Carriers (2009)

Carriers (2009)

[embedyt] http://www.youtube.com/watch?v=y3Qn2qw1pWU[/embedyt]

The Post-Apocalyptic genre is becoming this generation’s Freddy Kruger, Michael Meyers, and other subsequent boogey men. When the ‘80s had Jason, the ‘90s had Skeet Ulrich, and now, the 2000s and subsequent ‘10s (‘one-ohs’ or ‘tens’, depending on the vernacular) have Scorched Earth Theory. There is a strange and almost disturbing cultural undercurrent of curiosity and introspective assessment with regards to the destruction of the world. With the world getting larger in population, smaller in geographic density, and seemingly more calloused and dehumanizing, creative minds from across the spectrum have been ramping up the subsequent lore of a world, post-Homosapien. Long before the advent of film, Man has been envisioning his eventual demise. Film brought the visual, visceral ability to let Man envision a world where consequence met vice; where Man’s sins of science and the metaphysical became manifest.

Carriers,’ starring Chris Pine, Piper Perabo, and Christopher Meloni, bears that flag of reflecting human consequence, but invents nothing new along the way.

With a title like ‘Carriers,’ knowing the film is of the horror genre is generally enough to pique the interest. Then there is knowing Chris Pine, who captained the Enterprise as the re-imagined James T. Kirk in the Star Trek reboot, in this movie. Law and Order: SVU fans would be interested to know that Chris Meloni has a bit part in the first act of this film. The lovely Piper Perabo, best known for her work in Coyote Ugly, rounds out the notables as our main protagonist’s love interest in this world-gone-to-hell post-apocalyptic movie du jour.

‘Carriers,’ on the surface, is just another B-Movie, straight-to-DVD horror flick. There is a general subset of the movie-going audience that is eager to consume these types of films. Where ‘Carriers’ truly shines, however, is the performances of Pine and Perabo, and the dynamic those two bring to the screen. Opposites attract, and these two are essentially polar emotionally. While Brian (Pine) is holding onto his humanity by a thread, Bobby (Perabo) is maternal. Bobby is the thread, in a world where eighty percent of humanity is dead or infected, that keeps Brian attached to what is left of his humanity. Ironically, Brian is a Chosen; immune to the infectious disease that is ravaging the land and killing everything human. How Brian discovered his status has resulted in a secret that has been slowly consuming him.

There is also the subject of Brian’s brother, Danny. “Ivy League,” as he keeps calling his little brother, has no intestinal fortitude. Only, it seems, by the strength and guidance of a thick-headed brother is Danny still alive. Danny has not had to make the hard decisions; his alpha dog brother has made them for him. Danny is an intellectual, but Brian will not let this fact get his brother or anyone else in the group killed. Whereas Danny wants to think out situations, Brian is more capable and comfortable using blunt force or emotional detachment to get the job done. Yet again, Brian is working towards a goal of hardening his little brother; making him ready and capable if Brian is unable to be there. This, too, is harbored in a painful secret only Brian carries.

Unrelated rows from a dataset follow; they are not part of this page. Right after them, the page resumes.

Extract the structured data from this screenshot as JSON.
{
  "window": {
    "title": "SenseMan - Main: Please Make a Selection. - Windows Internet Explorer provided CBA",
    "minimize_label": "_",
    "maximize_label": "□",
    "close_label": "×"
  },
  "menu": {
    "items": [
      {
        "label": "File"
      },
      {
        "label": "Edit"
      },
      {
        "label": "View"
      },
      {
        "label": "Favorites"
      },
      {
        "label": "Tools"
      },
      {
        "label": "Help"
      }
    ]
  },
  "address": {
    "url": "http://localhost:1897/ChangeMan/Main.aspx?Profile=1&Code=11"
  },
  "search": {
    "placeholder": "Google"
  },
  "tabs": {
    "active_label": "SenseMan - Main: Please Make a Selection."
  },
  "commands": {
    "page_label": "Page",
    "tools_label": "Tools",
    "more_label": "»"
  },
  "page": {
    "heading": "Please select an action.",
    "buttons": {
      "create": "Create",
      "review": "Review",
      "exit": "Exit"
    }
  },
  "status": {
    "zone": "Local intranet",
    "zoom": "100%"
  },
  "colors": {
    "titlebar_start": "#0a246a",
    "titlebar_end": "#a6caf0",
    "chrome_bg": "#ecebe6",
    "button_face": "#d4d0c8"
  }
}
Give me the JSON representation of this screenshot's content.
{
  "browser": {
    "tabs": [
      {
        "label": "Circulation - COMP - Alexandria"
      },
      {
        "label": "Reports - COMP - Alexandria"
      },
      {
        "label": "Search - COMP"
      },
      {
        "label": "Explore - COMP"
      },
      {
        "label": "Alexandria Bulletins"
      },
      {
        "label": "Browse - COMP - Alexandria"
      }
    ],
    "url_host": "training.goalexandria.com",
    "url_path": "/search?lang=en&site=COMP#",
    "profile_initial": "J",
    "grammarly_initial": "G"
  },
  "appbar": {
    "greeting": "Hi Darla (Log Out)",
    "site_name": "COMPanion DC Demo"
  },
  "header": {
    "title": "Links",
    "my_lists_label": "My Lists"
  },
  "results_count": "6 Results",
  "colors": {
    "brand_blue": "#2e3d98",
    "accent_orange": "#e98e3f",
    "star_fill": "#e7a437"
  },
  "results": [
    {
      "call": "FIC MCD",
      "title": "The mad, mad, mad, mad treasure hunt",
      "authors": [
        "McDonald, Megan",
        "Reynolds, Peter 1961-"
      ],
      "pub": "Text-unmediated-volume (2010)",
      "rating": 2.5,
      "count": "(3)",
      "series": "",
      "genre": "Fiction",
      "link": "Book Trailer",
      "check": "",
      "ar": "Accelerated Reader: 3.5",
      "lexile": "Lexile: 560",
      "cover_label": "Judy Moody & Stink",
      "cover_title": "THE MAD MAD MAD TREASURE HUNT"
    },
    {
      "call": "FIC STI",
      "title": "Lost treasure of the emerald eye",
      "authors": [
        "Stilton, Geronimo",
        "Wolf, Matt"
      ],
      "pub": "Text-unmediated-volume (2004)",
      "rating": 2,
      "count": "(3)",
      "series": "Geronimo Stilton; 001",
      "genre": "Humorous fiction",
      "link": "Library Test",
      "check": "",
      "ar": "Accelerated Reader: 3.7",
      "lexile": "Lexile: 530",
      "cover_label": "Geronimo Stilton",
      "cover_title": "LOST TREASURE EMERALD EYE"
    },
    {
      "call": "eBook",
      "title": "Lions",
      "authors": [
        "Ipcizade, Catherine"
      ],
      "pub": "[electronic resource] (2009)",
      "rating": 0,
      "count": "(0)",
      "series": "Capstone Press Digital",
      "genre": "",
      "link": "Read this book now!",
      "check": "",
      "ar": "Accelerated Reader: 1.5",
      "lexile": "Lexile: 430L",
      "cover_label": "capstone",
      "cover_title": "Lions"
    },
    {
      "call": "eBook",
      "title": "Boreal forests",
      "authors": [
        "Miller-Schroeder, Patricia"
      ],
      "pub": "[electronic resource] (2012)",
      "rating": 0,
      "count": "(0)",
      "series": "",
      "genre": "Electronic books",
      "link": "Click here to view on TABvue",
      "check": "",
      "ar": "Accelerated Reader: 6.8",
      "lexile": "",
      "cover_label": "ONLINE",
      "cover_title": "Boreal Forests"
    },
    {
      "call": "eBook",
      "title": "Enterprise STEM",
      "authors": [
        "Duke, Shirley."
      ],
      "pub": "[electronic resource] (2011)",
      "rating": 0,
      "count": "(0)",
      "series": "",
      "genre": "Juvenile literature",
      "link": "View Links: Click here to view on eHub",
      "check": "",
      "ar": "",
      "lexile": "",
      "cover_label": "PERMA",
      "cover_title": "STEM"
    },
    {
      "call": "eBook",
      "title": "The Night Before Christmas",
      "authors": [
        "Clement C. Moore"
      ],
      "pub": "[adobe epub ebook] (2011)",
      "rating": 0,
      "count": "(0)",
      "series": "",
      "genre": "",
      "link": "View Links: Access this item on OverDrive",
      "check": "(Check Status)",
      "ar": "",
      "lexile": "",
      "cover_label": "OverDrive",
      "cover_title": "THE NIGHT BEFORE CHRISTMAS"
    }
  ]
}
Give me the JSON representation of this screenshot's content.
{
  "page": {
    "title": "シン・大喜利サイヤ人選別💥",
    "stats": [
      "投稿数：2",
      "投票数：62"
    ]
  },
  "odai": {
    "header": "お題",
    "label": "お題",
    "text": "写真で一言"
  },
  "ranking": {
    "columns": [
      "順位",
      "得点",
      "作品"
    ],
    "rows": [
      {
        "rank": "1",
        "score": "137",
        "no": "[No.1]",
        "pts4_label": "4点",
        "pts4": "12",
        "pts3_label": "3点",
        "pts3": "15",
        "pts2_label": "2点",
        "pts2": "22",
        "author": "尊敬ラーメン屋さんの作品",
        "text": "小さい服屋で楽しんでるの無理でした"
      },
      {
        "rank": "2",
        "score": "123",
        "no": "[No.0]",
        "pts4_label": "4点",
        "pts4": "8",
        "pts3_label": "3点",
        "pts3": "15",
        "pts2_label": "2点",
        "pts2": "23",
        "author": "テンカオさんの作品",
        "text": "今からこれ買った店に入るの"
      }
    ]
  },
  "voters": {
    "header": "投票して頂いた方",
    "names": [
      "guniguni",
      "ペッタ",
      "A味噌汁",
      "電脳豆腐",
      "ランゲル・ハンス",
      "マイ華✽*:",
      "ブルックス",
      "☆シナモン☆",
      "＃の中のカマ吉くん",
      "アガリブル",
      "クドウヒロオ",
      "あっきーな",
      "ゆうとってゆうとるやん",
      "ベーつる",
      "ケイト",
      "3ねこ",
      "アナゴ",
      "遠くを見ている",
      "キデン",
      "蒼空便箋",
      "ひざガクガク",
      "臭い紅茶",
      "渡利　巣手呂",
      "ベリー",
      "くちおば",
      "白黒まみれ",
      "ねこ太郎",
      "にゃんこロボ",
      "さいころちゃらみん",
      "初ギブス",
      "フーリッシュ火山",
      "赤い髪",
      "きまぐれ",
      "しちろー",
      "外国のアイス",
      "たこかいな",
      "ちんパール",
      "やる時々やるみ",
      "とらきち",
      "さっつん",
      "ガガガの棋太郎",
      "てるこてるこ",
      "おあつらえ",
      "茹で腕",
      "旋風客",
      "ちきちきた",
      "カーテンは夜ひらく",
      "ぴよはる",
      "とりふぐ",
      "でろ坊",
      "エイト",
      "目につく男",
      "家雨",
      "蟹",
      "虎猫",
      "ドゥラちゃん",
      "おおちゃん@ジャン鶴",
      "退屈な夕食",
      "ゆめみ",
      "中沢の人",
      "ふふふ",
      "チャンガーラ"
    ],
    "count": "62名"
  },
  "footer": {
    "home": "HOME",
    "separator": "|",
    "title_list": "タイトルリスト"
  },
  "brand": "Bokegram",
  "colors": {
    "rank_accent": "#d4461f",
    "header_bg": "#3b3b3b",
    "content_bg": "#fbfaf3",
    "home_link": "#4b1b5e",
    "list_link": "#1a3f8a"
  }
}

Pine, it appears, is a character actor. Now that is not to say that this is a bad thing. In his ‘Star Trek‘ role, he is known for the same behaviors. If there is anything to complain about, it is that Pine lacks imagination in script choice, not acting skills. His waning attachment to humanity is believable; his continued ambivalence to the human condition coupled with a sardonic view on what is left. Brian’s machismo shields him from vulnerability. Pine executes this role well.

Perabo and the supporting cast attempt to elevate the cast and movie to an emotional level that never gets there. The movie tries to stir emotion, but something in the directorial style keeps the film from ever pushing the right emotional triggers. The closest scenes would all involve Christopher Meloni and his daughter, who, in the first act, are used by the writer and directors to ask what the viewer would do if it was their child. While every good movie of this genre has scenes like this, something in the execution brought it up flat. That is not to knock Meloni’s performance; the melodrama was just predictable.

In most of these types of films, there is a level of gore and otherwise putrid visual exposition. ‘Carriers’ focuses less on the gore and mostly on the psychological possibility. Death and the sometimes nascent decomposing remains are used for making a point, not merely shock value. This makes for less visceral, sinewy visual abuse of an already desensitized viewing audience, but moves the experience to just outside the frame, leaving the mind to speculate what’s in the body bag, under the sheet, or behind the door.

While this movie was never released as a major motion picture, it does lend some credence to a study in human nature in a post-human world. Pine’s performance, coupled with a supporting cast, raises the bar on what a good straight-to-DVD movie can be. While some of the action and the lines can be formulaic for the genre, the story and character arcs keep the story moving. For a spooky, if somewhat unoriginal, look at what a world could look like if something like H1N1 was to wipe out almost all of human kind, this movie is worth a watch.